• [Exercise requirements]:
Report the count of lines with "Ecrans" in the data below, and no other words.

----- Supplied data

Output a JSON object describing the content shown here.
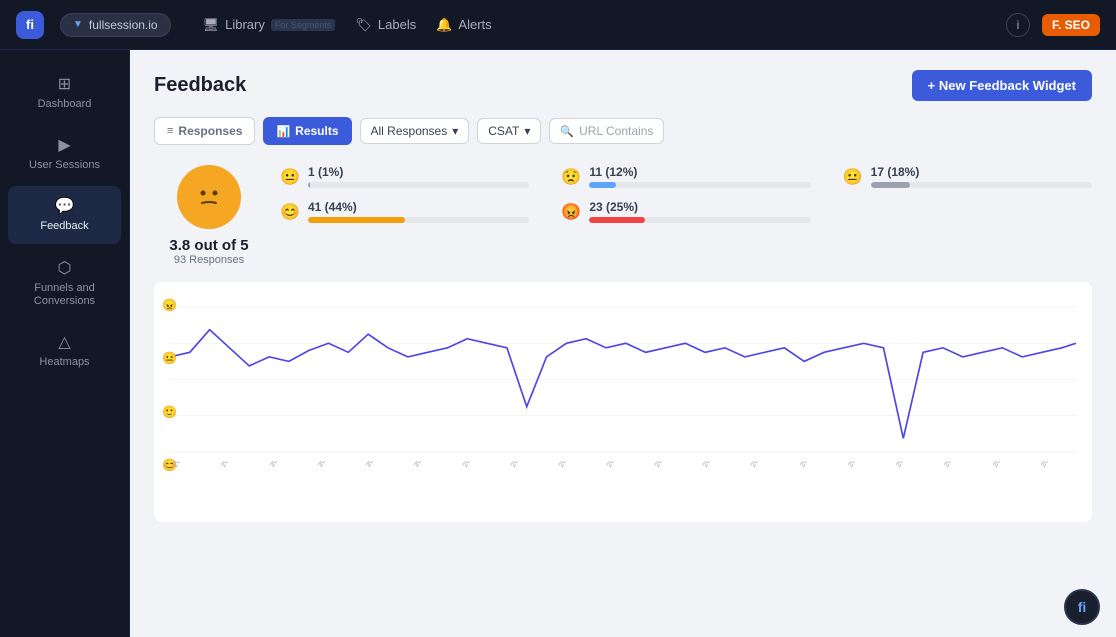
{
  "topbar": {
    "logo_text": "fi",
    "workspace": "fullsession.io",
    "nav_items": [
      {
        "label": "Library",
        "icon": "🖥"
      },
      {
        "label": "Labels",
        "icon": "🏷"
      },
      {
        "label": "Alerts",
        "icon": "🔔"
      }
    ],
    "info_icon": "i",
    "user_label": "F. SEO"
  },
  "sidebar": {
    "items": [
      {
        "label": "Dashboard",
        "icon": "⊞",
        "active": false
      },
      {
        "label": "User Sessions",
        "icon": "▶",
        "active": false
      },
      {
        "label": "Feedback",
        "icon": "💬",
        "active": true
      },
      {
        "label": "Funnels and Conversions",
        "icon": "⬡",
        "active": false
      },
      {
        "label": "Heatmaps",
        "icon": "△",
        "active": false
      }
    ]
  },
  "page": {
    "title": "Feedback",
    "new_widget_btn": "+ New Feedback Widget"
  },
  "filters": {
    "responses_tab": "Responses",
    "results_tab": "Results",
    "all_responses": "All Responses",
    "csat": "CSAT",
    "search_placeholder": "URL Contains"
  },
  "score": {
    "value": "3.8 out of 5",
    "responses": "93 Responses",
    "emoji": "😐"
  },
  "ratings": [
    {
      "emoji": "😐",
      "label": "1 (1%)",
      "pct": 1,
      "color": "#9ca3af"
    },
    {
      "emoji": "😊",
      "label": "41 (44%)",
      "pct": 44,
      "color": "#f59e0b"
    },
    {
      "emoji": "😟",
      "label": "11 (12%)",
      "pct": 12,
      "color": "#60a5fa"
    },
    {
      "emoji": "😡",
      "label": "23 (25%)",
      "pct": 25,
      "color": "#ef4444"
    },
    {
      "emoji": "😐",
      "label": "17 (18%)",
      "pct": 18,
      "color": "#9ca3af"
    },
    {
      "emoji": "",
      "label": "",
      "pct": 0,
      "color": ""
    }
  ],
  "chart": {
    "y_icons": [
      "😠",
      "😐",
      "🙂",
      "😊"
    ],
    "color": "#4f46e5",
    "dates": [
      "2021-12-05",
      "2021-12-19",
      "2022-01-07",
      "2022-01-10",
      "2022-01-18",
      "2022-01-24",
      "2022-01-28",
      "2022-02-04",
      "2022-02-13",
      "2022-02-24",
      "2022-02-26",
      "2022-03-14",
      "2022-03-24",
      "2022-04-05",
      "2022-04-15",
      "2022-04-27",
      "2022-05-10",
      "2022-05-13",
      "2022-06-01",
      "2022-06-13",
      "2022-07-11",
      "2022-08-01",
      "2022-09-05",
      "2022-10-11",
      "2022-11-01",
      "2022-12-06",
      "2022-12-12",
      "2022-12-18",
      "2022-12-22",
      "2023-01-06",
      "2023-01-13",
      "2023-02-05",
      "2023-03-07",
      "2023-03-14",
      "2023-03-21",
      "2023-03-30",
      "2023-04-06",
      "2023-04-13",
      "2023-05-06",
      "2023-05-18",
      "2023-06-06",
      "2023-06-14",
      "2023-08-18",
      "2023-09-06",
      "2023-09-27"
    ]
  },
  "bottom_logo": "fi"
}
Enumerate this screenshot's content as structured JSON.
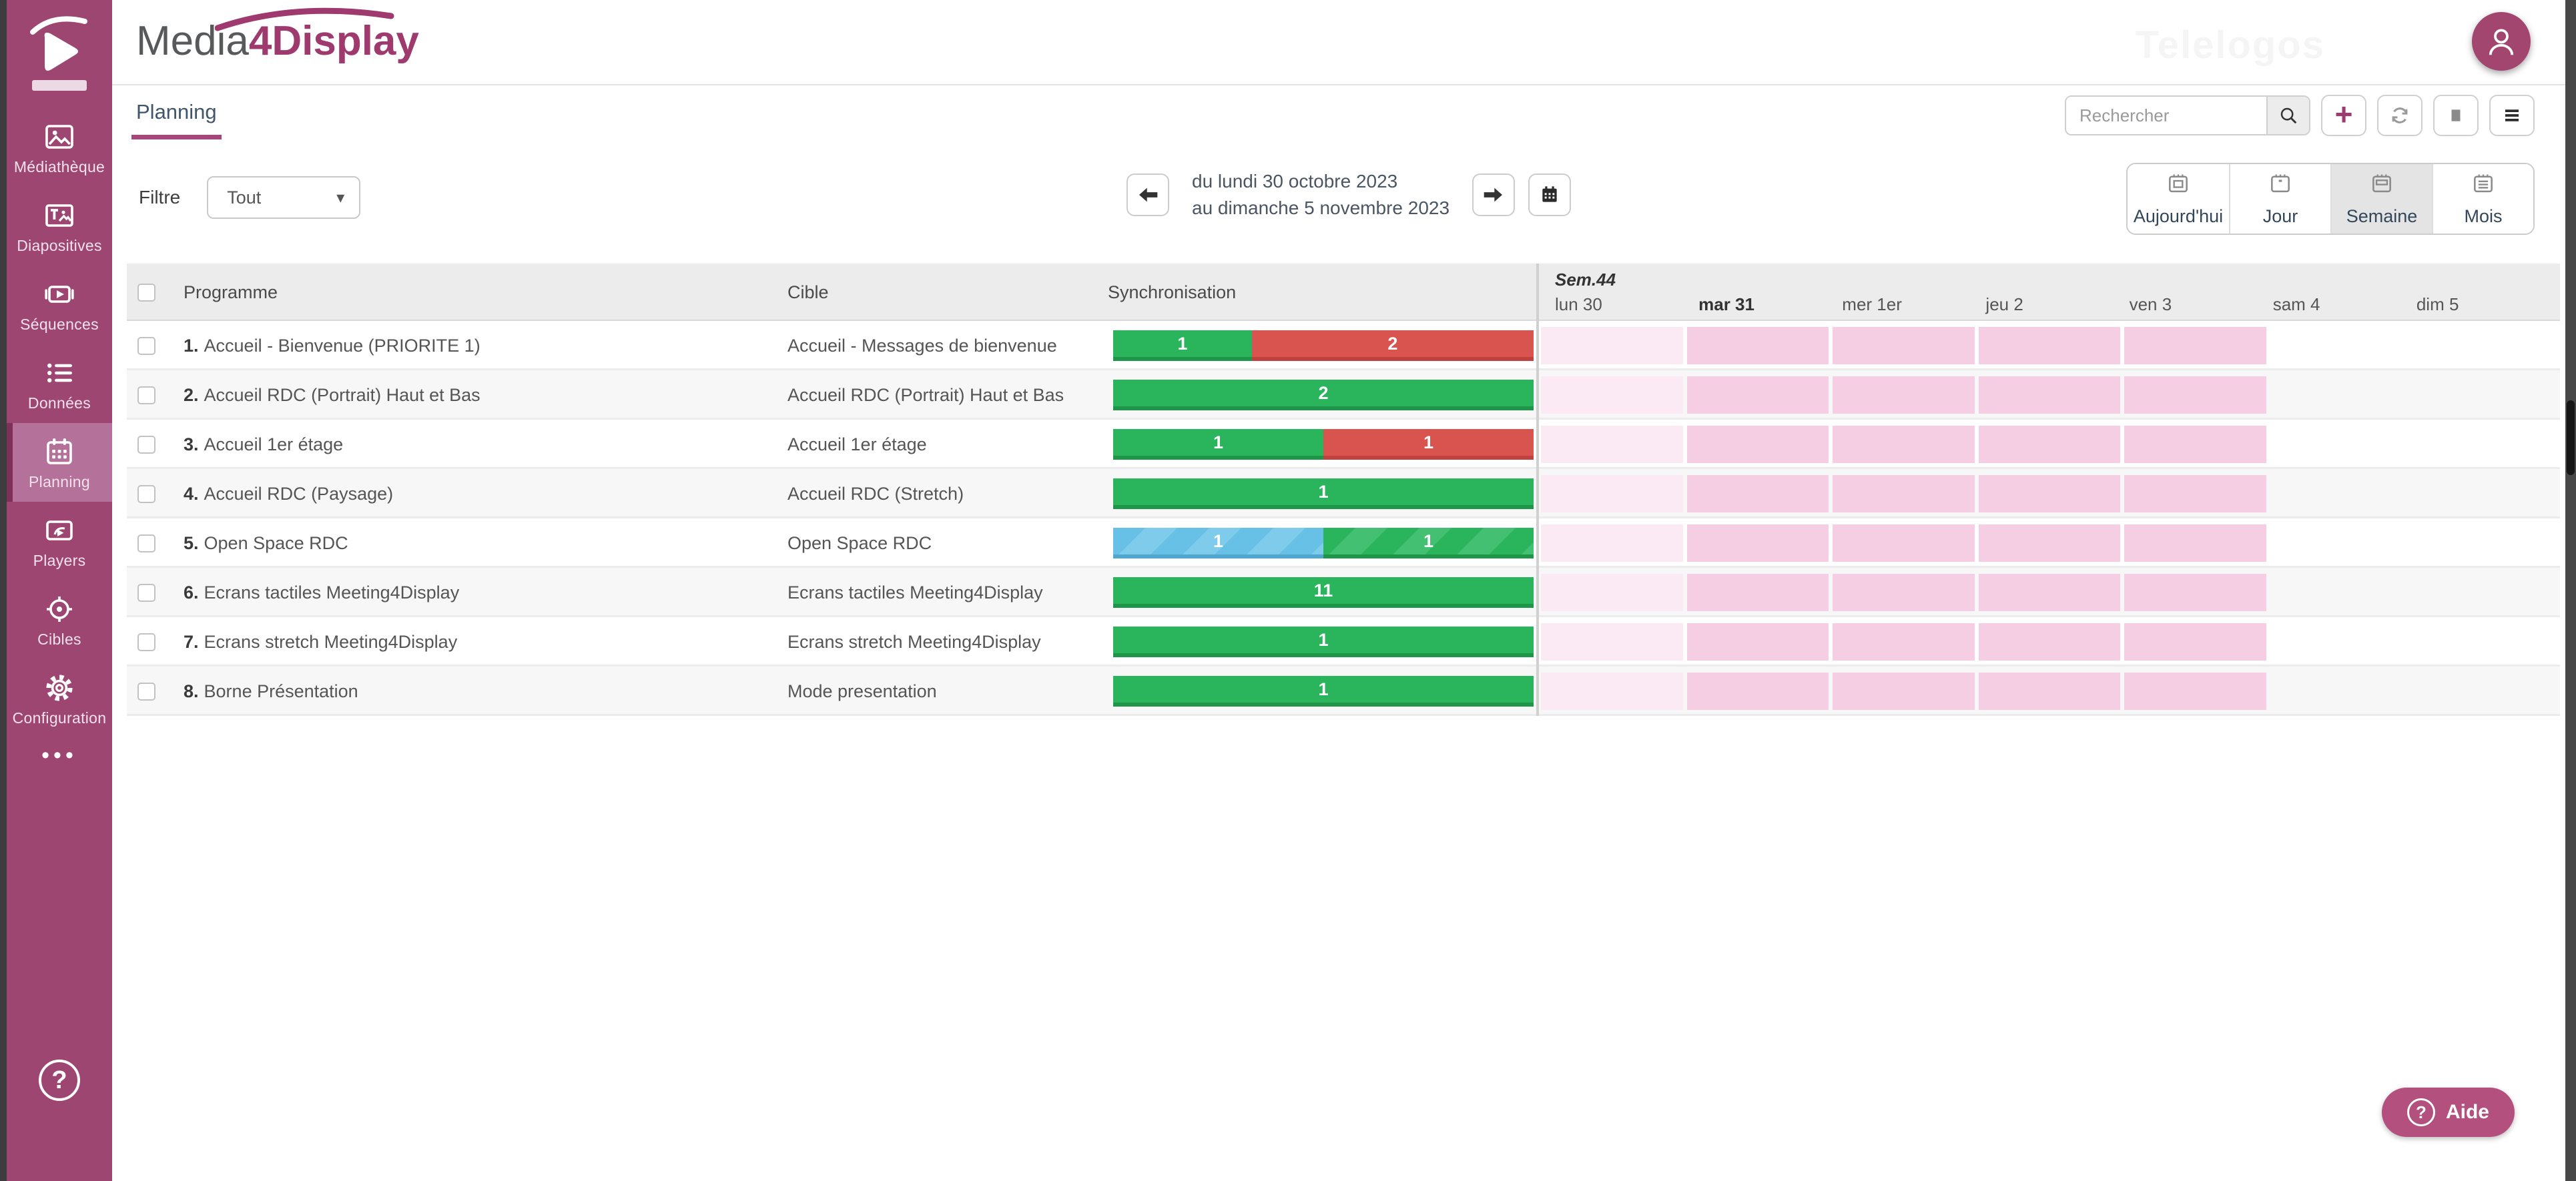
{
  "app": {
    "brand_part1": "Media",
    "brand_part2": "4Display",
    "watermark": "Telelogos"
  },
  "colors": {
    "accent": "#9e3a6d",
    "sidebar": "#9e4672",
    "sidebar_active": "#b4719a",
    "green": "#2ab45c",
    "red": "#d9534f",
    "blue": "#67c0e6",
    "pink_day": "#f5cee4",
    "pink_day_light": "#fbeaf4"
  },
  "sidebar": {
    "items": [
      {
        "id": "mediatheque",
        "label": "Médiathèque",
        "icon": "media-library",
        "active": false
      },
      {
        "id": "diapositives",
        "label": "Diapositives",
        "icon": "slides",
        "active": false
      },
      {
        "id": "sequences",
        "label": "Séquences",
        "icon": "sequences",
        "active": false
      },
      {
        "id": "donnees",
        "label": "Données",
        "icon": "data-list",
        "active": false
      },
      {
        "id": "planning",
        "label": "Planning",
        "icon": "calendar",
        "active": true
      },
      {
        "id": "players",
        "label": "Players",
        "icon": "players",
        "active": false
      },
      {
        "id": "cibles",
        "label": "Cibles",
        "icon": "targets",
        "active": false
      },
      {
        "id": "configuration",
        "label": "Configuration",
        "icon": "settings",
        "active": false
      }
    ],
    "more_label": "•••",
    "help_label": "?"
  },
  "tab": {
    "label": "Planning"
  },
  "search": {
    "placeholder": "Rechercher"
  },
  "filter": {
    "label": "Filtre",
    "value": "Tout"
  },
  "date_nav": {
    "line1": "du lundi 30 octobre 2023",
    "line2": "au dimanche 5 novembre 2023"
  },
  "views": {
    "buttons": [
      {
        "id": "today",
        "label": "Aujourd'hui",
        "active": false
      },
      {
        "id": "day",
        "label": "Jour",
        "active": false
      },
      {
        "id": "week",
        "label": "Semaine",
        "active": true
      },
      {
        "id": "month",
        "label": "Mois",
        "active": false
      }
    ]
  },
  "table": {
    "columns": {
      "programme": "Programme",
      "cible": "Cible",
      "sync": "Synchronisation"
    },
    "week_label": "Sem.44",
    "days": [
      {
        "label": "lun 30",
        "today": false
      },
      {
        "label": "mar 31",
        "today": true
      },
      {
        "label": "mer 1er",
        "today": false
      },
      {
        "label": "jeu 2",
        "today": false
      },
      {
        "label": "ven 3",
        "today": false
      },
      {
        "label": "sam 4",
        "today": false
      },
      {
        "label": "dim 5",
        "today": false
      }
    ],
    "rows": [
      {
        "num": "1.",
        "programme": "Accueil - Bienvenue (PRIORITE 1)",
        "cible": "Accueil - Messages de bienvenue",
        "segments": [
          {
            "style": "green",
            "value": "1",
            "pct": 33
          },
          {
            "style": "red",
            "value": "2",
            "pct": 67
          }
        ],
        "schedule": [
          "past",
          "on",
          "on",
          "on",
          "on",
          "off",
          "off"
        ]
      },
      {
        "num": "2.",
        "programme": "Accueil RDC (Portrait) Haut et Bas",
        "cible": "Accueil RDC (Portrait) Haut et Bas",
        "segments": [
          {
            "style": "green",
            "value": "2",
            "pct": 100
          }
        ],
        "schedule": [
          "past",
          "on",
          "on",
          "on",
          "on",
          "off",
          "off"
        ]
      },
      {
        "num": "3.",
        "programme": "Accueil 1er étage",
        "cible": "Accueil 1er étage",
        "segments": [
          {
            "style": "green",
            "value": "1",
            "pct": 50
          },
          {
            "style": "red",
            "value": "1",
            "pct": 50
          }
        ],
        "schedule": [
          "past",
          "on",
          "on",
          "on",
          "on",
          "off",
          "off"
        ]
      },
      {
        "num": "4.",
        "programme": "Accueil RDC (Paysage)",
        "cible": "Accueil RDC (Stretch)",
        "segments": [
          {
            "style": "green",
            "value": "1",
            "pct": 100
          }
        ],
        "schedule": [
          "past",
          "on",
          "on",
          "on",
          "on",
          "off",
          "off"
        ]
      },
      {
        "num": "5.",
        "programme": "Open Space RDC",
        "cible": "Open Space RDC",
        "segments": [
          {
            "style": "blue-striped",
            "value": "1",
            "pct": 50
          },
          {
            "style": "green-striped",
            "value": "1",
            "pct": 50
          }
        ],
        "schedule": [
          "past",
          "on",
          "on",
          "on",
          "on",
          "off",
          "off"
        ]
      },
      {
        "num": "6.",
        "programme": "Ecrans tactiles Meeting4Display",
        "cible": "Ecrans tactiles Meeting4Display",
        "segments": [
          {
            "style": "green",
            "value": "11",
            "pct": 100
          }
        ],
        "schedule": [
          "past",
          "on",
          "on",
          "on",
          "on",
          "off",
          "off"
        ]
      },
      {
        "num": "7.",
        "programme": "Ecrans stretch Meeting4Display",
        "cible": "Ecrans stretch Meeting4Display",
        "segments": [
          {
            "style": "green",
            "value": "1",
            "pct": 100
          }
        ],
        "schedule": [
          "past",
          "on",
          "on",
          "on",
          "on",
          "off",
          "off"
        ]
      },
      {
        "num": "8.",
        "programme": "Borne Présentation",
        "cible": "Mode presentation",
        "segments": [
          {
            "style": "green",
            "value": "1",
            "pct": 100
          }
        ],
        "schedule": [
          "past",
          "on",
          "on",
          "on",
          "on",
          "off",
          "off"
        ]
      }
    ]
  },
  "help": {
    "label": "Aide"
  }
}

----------

• [Result below]:
4